I lost my rag with him today. I'm still shaking. Am I being unreasonable?

Thursday, September 20, 2007

In the News Today....

This is going to sound like a rant from Barry Beelzebub (just not as good) but so what. As far as I can tell, the news today has been dominated by two stories. The morning news - top item on BBC Breakfast - was Jose Mourinho no longer being manager at Chelsea. It's news I s'pose. It would certainly merit top billing as a sport related item but I'm not sure it should be top of the heap in the main news broadcast. Chelsea, a club with a chequered history at best, is in most people's immediate memory, best known for the psychopathic and aggressive nature of a proportion of its supporters. They have recently been better known for buying limited league and cup success through priapic but wholly unhealthy injections of dubiously gained Russian cash. Mourinho also managed to scare the bejeesus out of Alex Ferguson for a while for which he should be congratulated but recent form suggested he'd somewhat lost the plot. But it ain't real news.

The afternoon news seems to dominated by the crooked goings-on of a children' television programme and the fact that despite holding a poll of their viewers they decided to name their new on-screen cat Socks instead of Cookie. Of course we're told it's the principle of the matter, a breach of trust blah blah blah but come on, get real here. Is this really significant news? Apparently so. Doubtless some poor production assistant will get the sack as the BBC flops around trying to shut up some spittle-spouting, faux-indignant tabloid columnist.

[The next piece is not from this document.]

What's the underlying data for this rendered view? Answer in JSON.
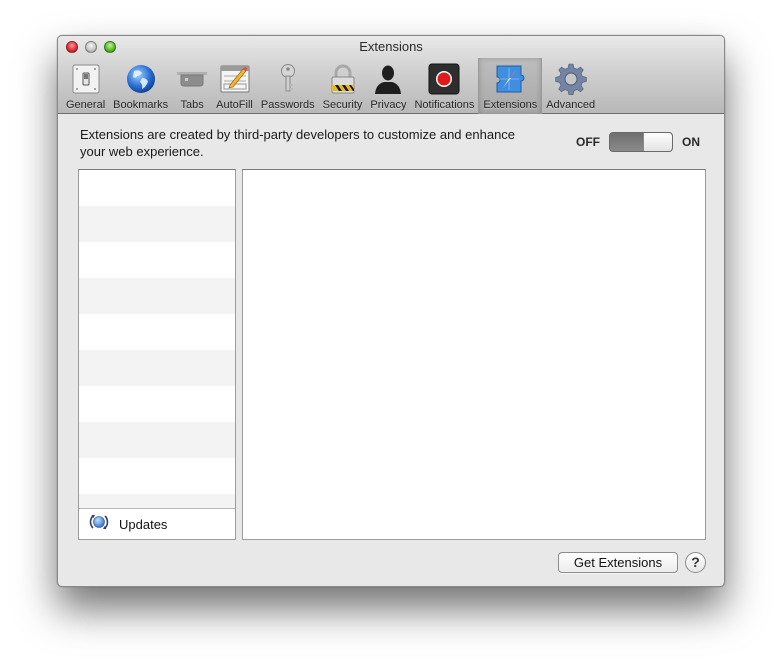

Thursday, September 06, 2007

What's in a Blog?

This blog will never amount to much. The competition is just too good. I have neither the time nor the imagination to produce something of a similar standards to the blogs I read day in and day out. I'm sure there are lots of published lists about how to blog well, but rather than look them up I thought I'd have a go at writing my own top ten list of what constitutes a good blog.

1. Write about something you know. That may simply be yourself but the ill-informed blogger will soon run out of steam trying to talk about something they are not passionate about.

2. Post regularly. At least daily seems to be the norm. This is where I fail the test. People get hooked on the minutiae of what you have to say and hang on your every post. It's a voyeuristic thing.

3. Answer all comments personally. This is a tough one - but the best bloggers always answer each and every comment. I wish I was smart enough to have an answer for everyone.

4. If you get an abusive comment, be polite or be funny in your response. Online abuse between two people can be funny for a while but it gets boring. The best bloggers defuse the abusive commenter with humour. They seems to realise answering abuse with abuse just doesn't work but a witty put-down will almost always subdue your protaganist.

5. Have an understanding of grammar, punctuation and spelling. Blogs are usually read by other bloggers or people who have an interest in reading - slovenly writing will lose you your smarter readers. The occasional mistake is acceptable, but persistent poor work will not be tolerated.

6. If you're going to write about yourself, include a good degree of self-deprecation. Nobody likes reading about what a smartarse you are.

7. Be honest. The best blogs are clearly written with complete honesty. Maybe it's a cathartic experience for the blogger. I try but I always bottle it at the last minute.

8. Link to other blogs you like and comment regularly on other people's blogs. They will appreciate it and come and visit you in return.

9. Sorry, single issue blogs about your triumph over a terminal illness just don't do it for me. You may think you have a story to tell but it will have to be exceptionally good to sustain a regular readership of people who have not had a similar experience. Writing about your illness may help you through your experience but don't expect everyone else to be interested. For the passing reader, these blogs are just too self-analytical and bleak.

10. Read and/or comment on my blog and I promise to comment on yours and link to you. All abusive comments will be answered by me personally in a civil and humourous manner.